On Monday after the election, November 14, I am running a seminar on the lessons learned from the U.S. presidential campaign. It will take place in Zurich and be conducted in German. You can find more information and/or sign up on my website: www.perroncampaigns.com/seminar

Early Voting Is Changing the Timing of Election Campaigns

Early and absentee voting has started in several states - and it changes the timinig of the campaigns. By Election Day, November 8, about a third of the electorate will have already voted. As a result, so-called GOTV efforts (get out the vote) will become the main focus of the campaigns soon after tonight's debate (and already are for the case of Clinton). The purpose is to identify, mobilize, and turn out the supporters of each candidate (by the way, this would be a great tool for smaller parties in European multi-party systems). Ever since George W. Bush’s re-election in 2004, Democrats have held the advantage with respect to turning out the base. Clinton, never sure as to what other Wikileaks revelations might surface out there, is trying to secure and bring home as much of her current lead as possible.

Crisis Communication: Lesson 5

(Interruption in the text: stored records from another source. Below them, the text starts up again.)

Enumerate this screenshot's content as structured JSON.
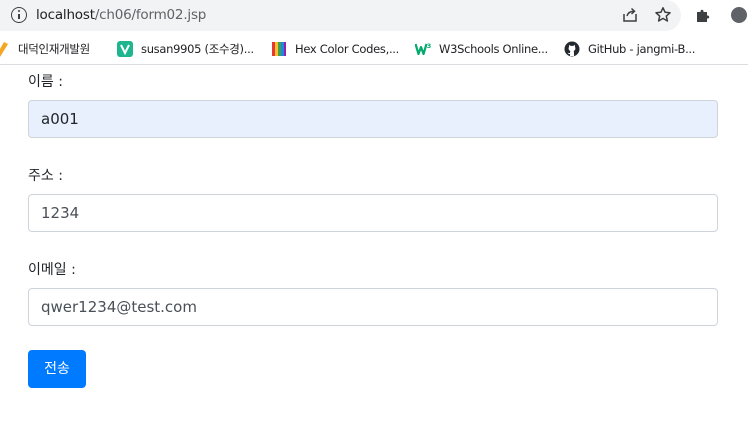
{
  "browser": {
    "url_host": "localhost",
    "url_path": "/ch06/form02.jsp",
    "icons": [
      "info-icon",
      "share-icon",
      "star-icon",
      "extensions-puzzle-icon",
      "profile-icon"
    ]
  },
  "bookmarks": [
    {
      "label": "대덕인재개발원",
      "icon": "dd-favicon",
      "color": "#f5a623"
    },
    {
      "label": "susan9905 (조수경)...",
      "icon": "v-favicon",
      "color": "#1fb58f"
    },
    {
      "label": "Hex Color Codes,...",
      "icon": "color-bars-favicon",
      "color": "#e53935"
    },
    {
      "label": "W3Schools Online...",
      "icon": "w3schools-favicon",
      "color": "#04aa6d"
    },
    {
      "label": "GitHub - jangmi-B...",
      "icon": "github-favicon",
      "color": "#24292f"
    }
  ],
  "form": {
    "name_label": "이름 :",
    "name_value": "a001",
    "address_label": "주소 :",
    "address_value": "1234",
    "email_label": "이메일 :",
    "email_value": "qwer1234@test.com",
    "submit_label": "전송"
  },
  "colors": {
    "primary": "#007bff",
    "autofill": "#e8f0fe",
    "border": "#ced4da"
  }
}
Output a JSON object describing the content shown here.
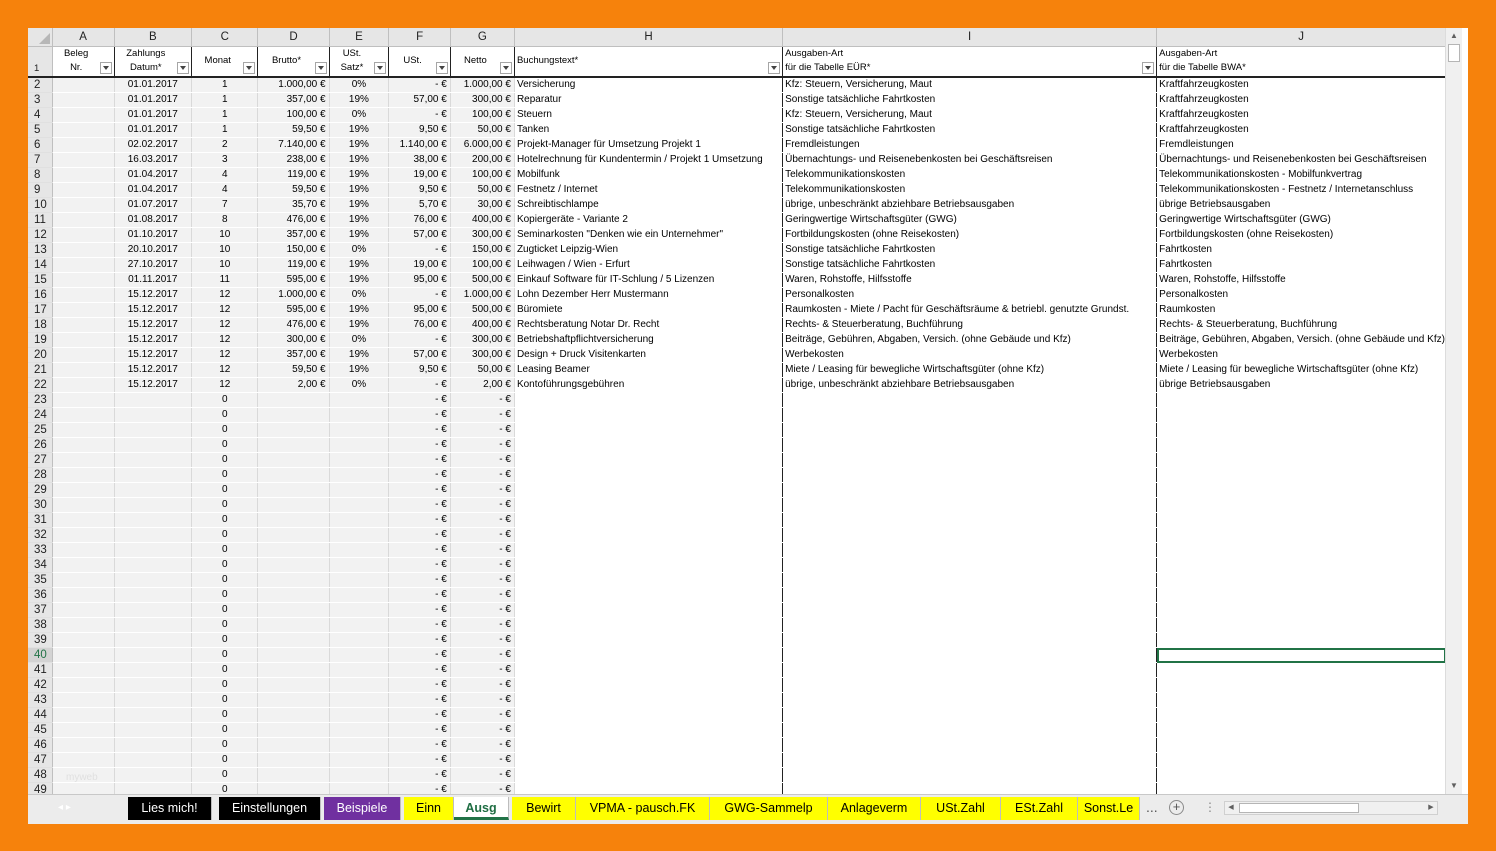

Last week end, The Washington Post published a video where Donald Trump made lewd remarks about women. His apology and performance during the second debate have probably helped him stop the Republican defections. As a result, he will stay in the race. This being said, the incident is a good opportunity to continue our series on crisis communication. As a general rule, once a crisis breaks (point of no return) the goal is to get over it as soon as possible. Most of the time (and with respect to communication, not legally speaking) it is best to admit mistakes and accept responsibility. The faster you do this, and the more full-heartedly, the more people are willing to forgive. It’s wrong to blame others. One has to promise concrete action in order to put the crisis to a rest. Once the crisis is dealt with and over, it is possible to come out of it stronger, but things will never be the same like before the crisis.